Met up with Rich and Amanda, fellow Hawkesbury runners, good chat before we set off, well almost set off, we waited on two ladies who were in the toilet, who then got a lovely round of applause as they joined us at the start line (I’m sure they loved that attention!). We set off and the 40 or so runners headed off. The first part was on a lovely piece of trail uphill, but very runnable and the cows (but no bulls) were well behaved). I had started slowly, I’d 14 miles in my legs already so maybe slowly was the only speed I was ever going to start at, but it was comfortable.

We then got onto the Cotswold Way, and local knowledge took over. I walked the up the field, a muddy slope churned by cows, taking a wider line to firmer footing whilst other slithered and in one case fell about me. I suppose its schadenfreude, but that local knowledge saw me steadily move past folks after we reached the top of the hill.

Along the yellow brick road and a good bit of local support from locals out walking the dogs and by Rich’s wife and kids. Then my friends potential energy & momentum came out to support me as I thundered past 3 runners down St Mary’s hill.
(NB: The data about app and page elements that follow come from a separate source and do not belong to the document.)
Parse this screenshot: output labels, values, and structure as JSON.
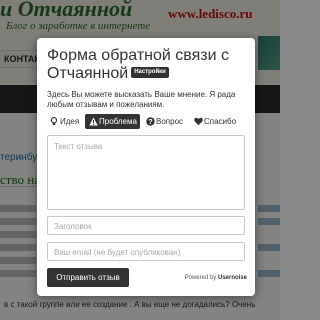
{
  "background_page": {
    "site_title": "и Отчаянной",
    "site_subtitle": "Блог о заработке в интернете",
    "site_url": "www.ledisco.ru",
    "nav_label": "КОНТАКТЫ",
    "link_text": "теринбург",
    "article_heading": "ство на",
    "bottom_text": "в с такой группе или ее создание . А вы еще не догадались? Очень"
  },
  "modal": {
    "title": "Форма обратной связи с Отчаянной",
    "settings_badge": "Настройки",
    "description": "Здесь Вы можете высказать Ваше мнение. Я рада любым отзывам и пожеланиям.",
    "tabs": [
      {
        "label": "Идея",
        "icon": "lightbulb-icon",
        "active": false
      },
      {
        "label": "Проблема",
        "icon": "warning-icon",
        "active": true
      },
      {
        "label": "Вопрос",
        "icon": "question-icon",
        "active": false
      },
      {
        "label": "Спасибо",
        "icon": "heart-icon",
        "active": false
      }
    ],
    "feedback_placeholder": "Текст отзыва",
    "subject_placeholder": "Заголовок",
    "email_placeholder": "Ваш email (не будет опубликован)",
    "submit_label": "Отправить отзыв",
    "powered_by_prefix": "Powered by",
    "powered_by_brand": "Usernoise"
  },
  "colors": {
    "modal_dark": "#333333",
    "site_title_green": "#2f6e2f",
    "site_url_red": "#cc1111"
  }
}
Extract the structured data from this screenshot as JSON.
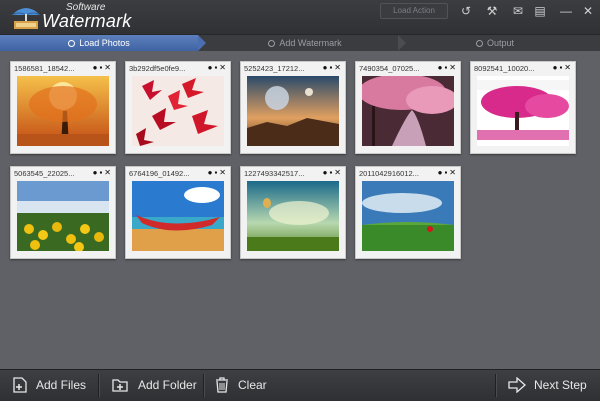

Left turn and then 2 miles of undulating road before back down the earlier new trail and then a final short section of road where I managed to reel in one last runner.

Sub 9 min average – I’ll take that. A nice chat with Rich (who’d come third) and Amanda who’d had a cracking run. Then despite the offer of a lift back by Rich, I started back up the hill to head home.

As I trotted up the final section of hill the right calf decided to clamp up, so the final two miles home were a slow trot / walk but thankfully it has eased off today.

The two Sunday runs had virtually the same pace per mile, but I think you can guess which one I enjoyed the most.

Taper time I suppose, if I felt that I’d earned it Surprised

Tell us your story

Inspire and be inspired by sharing your health or fitness journey. Your blog will provide you with a permanent record of your progress, with the added bonus of motivation and encouragement from our members along the way.

* Manage my blogs